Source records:
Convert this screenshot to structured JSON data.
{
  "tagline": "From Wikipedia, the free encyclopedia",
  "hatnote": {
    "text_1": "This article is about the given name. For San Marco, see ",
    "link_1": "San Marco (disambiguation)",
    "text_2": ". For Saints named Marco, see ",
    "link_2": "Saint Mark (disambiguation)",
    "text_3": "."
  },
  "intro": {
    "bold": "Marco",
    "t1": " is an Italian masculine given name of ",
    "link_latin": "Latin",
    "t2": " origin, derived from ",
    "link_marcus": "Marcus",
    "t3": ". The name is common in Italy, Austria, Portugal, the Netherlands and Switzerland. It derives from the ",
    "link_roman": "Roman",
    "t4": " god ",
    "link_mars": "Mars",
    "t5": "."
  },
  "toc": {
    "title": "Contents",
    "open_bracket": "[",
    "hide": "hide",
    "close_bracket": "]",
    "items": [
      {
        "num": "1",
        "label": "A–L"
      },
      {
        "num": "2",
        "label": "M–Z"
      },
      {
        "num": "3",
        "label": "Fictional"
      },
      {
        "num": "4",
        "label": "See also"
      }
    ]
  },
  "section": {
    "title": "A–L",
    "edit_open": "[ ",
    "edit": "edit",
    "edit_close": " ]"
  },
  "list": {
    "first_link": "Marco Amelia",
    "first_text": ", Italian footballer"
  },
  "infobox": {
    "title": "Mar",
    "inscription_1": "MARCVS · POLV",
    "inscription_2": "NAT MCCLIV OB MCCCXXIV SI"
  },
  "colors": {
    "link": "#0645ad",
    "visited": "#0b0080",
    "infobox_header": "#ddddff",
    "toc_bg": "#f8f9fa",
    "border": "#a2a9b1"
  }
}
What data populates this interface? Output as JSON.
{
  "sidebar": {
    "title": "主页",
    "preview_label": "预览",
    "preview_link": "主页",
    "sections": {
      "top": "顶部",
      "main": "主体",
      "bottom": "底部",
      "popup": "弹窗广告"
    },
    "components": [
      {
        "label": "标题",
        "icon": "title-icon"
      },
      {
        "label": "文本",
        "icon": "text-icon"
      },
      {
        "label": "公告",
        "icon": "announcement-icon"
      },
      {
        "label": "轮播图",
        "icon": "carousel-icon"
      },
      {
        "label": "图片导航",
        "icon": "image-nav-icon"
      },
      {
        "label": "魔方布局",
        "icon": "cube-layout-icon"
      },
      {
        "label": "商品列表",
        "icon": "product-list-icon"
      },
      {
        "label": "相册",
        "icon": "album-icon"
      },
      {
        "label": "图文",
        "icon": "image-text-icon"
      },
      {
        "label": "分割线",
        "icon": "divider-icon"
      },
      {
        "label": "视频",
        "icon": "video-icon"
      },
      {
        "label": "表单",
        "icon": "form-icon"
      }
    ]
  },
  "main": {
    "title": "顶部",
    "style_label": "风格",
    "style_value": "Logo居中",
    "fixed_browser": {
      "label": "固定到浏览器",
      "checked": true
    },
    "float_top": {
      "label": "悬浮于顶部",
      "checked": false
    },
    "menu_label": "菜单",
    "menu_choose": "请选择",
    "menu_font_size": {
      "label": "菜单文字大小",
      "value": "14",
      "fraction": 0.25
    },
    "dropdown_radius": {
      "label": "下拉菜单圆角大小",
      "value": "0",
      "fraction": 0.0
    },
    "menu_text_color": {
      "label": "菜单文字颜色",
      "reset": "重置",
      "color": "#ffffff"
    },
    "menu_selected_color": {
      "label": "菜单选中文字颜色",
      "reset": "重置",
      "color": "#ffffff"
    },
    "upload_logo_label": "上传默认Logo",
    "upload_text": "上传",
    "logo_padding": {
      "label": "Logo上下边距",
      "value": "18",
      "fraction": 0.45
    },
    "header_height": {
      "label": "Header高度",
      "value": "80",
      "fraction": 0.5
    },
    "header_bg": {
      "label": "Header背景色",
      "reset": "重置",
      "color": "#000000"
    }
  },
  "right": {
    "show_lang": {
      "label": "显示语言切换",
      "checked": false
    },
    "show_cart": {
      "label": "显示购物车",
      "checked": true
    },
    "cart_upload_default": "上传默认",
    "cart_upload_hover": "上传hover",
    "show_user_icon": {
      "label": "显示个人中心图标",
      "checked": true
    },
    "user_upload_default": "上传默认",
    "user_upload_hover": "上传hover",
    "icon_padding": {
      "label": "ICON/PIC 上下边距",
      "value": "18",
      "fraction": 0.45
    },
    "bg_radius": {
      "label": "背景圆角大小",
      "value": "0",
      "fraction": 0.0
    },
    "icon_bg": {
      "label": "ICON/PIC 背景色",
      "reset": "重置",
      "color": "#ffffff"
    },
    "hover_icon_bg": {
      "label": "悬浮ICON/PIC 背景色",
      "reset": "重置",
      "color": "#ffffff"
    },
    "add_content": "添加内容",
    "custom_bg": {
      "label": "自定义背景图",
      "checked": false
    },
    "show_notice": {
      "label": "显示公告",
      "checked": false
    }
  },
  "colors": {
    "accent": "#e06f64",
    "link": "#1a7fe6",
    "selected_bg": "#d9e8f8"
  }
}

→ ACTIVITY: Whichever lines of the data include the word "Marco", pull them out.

→ ANSWER TO THE PROBLEM:
    "text_1": "This article is about the given name. For San Marco, see ",
    "link_1": "San Marco (disambiguation)",
    "text_2": ". For Saints named Marco, see ",
    "bold": "Marco",
    "first_link": "Marco Amelia",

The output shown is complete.